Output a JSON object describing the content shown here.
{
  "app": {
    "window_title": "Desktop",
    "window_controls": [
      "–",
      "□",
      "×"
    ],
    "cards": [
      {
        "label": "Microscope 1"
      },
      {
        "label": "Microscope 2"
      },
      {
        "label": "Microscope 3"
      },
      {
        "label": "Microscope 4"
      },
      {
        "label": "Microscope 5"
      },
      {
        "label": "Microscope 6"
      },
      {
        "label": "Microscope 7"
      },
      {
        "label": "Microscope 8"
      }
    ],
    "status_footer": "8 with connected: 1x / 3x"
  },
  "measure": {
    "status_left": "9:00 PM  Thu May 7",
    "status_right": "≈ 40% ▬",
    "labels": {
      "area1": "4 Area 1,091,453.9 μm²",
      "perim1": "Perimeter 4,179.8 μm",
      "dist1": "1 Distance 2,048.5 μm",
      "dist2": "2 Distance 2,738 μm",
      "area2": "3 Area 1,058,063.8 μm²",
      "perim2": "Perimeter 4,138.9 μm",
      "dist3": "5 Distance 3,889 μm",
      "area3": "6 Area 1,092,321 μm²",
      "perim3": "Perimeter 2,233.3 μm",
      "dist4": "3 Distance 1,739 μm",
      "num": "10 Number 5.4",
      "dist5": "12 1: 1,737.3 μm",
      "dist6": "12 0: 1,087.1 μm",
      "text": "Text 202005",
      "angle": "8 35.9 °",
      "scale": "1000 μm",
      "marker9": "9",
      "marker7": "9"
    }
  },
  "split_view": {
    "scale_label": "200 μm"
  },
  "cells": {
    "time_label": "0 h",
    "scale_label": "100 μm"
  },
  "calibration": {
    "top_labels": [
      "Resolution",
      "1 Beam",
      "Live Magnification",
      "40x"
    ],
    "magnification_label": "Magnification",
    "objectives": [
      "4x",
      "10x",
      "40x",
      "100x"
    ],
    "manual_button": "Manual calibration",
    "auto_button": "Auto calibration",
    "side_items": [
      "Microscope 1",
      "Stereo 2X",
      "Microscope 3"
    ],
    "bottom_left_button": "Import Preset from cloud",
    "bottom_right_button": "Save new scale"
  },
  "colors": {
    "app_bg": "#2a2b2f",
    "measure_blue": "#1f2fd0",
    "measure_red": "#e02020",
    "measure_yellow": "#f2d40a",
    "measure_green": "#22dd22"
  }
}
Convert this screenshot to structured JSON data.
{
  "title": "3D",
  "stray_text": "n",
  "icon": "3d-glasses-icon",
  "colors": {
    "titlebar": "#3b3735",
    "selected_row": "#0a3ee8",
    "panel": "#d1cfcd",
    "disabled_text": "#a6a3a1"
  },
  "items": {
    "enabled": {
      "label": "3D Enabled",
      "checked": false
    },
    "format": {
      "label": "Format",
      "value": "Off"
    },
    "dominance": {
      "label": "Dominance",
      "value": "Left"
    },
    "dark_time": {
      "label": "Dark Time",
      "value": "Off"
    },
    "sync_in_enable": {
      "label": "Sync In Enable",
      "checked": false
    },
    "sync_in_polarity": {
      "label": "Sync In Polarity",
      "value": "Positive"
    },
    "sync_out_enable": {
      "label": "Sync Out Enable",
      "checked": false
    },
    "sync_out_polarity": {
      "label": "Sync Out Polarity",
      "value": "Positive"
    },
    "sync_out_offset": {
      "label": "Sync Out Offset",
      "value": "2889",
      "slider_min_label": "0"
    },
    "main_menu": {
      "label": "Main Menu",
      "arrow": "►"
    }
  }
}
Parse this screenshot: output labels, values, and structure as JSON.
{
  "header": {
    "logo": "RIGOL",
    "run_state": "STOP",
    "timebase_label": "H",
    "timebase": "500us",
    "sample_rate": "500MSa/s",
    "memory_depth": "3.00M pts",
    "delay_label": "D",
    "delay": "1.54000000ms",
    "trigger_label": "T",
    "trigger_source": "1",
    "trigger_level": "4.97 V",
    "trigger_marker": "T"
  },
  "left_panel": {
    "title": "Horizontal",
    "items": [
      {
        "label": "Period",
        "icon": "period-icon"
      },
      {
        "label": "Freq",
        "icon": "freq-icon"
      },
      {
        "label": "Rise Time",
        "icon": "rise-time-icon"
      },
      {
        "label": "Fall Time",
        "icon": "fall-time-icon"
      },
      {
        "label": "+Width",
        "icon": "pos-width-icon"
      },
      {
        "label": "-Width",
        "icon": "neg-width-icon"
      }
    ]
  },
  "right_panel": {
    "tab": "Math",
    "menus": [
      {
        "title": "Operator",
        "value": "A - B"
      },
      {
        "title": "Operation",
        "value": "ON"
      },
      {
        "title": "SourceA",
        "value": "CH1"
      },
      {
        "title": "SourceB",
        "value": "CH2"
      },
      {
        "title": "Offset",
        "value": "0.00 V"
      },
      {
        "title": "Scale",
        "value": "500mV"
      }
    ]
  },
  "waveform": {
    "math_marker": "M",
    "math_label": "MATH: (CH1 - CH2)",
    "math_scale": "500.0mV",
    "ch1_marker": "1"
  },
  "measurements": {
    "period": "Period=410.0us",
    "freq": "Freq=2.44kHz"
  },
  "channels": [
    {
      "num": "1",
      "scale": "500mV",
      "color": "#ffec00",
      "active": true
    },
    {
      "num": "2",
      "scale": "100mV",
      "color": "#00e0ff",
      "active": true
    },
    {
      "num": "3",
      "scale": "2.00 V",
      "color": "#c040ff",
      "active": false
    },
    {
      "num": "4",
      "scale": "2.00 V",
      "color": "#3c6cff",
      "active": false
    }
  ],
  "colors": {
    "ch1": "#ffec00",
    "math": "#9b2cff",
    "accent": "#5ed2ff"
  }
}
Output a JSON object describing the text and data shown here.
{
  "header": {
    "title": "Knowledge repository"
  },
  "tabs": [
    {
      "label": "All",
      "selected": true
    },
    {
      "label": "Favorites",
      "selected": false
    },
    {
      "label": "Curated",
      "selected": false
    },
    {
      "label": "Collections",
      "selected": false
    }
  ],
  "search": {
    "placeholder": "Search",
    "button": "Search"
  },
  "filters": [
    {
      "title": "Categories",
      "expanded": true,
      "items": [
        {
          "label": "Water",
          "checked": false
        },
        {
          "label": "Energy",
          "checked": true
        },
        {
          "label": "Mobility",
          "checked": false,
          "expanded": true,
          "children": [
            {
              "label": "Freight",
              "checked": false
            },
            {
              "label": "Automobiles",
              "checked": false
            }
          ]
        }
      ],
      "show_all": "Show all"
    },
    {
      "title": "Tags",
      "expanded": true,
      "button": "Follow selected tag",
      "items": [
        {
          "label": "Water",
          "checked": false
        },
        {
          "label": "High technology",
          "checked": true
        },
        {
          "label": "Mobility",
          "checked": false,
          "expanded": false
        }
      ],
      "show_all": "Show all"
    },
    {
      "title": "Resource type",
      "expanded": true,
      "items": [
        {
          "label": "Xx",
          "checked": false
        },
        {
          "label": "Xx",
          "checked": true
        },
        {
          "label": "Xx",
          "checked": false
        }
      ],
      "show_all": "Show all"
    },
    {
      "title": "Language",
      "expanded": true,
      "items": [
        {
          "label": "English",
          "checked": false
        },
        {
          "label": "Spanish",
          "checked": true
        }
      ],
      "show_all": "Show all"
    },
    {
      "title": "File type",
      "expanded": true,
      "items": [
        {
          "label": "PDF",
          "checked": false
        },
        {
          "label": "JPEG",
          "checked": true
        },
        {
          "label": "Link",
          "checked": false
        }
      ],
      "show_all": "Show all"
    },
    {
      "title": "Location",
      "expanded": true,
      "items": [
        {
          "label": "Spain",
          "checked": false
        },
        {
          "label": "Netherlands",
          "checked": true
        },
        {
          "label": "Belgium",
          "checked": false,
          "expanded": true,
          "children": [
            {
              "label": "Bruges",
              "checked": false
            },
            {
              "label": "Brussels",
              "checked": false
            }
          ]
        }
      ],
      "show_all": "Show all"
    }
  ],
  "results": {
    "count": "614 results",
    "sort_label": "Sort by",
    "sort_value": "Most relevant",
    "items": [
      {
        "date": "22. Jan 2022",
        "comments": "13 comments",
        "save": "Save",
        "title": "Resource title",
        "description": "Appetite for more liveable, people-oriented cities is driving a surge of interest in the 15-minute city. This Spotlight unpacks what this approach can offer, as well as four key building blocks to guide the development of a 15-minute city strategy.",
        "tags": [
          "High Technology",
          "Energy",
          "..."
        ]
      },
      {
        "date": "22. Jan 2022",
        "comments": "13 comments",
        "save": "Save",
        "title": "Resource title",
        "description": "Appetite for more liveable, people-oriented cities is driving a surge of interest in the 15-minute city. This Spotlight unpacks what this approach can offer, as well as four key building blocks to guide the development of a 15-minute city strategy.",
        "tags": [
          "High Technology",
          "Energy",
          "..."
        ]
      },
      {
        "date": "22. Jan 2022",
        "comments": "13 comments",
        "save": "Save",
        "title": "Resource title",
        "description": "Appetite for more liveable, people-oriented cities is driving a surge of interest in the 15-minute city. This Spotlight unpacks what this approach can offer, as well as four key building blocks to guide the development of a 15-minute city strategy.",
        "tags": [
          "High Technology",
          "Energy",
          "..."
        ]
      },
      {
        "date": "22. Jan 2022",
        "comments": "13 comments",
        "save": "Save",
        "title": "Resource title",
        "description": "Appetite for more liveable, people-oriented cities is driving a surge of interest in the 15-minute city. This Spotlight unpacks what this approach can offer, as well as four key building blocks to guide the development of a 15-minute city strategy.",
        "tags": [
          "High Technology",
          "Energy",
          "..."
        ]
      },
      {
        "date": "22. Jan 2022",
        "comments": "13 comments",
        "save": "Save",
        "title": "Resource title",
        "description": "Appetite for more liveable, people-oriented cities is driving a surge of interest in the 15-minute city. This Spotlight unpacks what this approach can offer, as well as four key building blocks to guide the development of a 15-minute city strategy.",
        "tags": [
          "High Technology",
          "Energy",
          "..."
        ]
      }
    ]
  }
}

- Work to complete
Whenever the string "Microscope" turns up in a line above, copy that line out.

- Worked solution
        "label": "Microscope 1"
        "label": "Microscope 2"
        "label": "Microscope 3"
        "label": "Microscope 4"
        "label": "Microscope 5"
        "label": "Microscope 6"
        "label": "Microscope 7"
        "label": "Microscope 8"
      "Microscope 1",
      "Microscope 3"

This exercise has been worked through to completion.